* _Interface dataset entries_
=======

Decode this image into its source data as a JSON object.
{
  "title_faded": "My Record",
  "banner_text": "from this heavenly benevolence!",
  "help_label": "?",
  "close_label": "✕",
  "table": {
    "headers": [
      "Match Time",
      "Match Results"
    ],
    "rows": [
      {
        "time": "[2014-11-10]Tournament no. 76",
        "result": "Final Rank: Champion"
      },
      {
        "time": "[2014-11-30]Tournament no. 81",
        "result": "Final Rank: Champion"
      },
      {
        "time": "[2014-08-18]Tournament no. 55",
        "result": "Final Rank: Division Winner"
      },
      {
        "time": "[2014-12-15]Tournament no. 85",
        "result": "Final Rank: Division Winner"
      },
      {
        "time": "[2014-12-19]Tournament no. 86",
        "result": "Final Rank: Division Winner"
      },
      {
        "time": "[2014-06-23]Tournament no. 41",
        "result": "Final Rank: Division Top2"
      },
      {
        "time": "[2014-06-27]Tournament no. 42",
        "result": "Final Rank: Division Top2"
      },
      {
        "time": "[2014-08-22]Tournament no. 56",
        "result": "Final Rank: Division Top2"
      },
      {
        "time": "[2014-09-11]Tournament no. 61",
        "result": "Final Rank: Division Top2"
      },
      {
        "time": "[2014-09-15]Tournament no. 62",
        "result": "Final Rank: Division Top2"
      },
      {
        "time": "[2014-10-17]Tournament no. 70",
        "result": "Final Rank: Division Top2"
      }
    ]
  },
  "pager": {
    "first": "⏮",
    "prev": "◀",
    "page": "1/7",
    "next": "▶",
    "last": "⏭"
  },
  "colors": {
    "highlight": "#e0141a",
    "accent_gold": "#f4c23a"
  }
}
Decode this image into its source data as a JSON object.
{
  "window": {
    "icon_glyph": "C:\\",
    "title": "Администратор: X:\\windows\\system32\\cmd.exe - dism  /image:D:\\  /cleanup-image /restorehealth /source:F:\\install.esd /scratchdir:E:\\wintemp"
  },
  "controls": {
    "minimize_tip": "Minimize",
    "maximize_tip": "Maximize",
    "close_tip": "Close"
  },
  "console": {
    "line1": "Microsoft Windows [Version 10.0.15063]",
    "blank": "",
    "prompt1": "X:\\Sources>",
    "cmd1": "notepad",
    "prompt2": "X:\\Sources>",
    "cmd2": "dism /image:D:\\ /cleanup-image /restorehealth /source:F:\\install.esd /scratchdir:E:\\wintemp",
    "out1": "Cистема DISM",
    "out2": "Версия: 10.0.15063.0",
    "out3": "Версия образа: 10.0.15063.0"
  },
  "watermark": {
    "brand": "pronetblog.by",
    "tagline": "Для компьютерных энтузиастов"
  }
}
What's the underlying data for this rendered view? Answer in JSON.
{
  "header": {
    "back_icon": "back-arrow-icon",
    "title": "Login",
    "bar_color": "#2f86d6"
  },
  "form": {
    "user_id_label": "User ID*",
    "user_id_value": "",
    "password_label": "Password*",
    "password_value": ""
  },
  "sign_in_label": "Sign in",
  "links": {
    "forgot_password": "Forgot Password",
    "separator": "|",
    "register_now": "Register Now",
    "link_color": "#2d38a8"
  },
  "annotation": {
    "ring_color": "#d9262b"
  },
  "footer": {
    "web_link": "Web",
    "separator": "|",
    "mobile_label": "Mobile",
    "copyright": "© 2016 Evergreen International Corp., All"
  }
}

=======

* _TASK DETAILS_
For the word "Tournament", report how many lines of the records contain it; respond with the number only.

* _RESULT_
11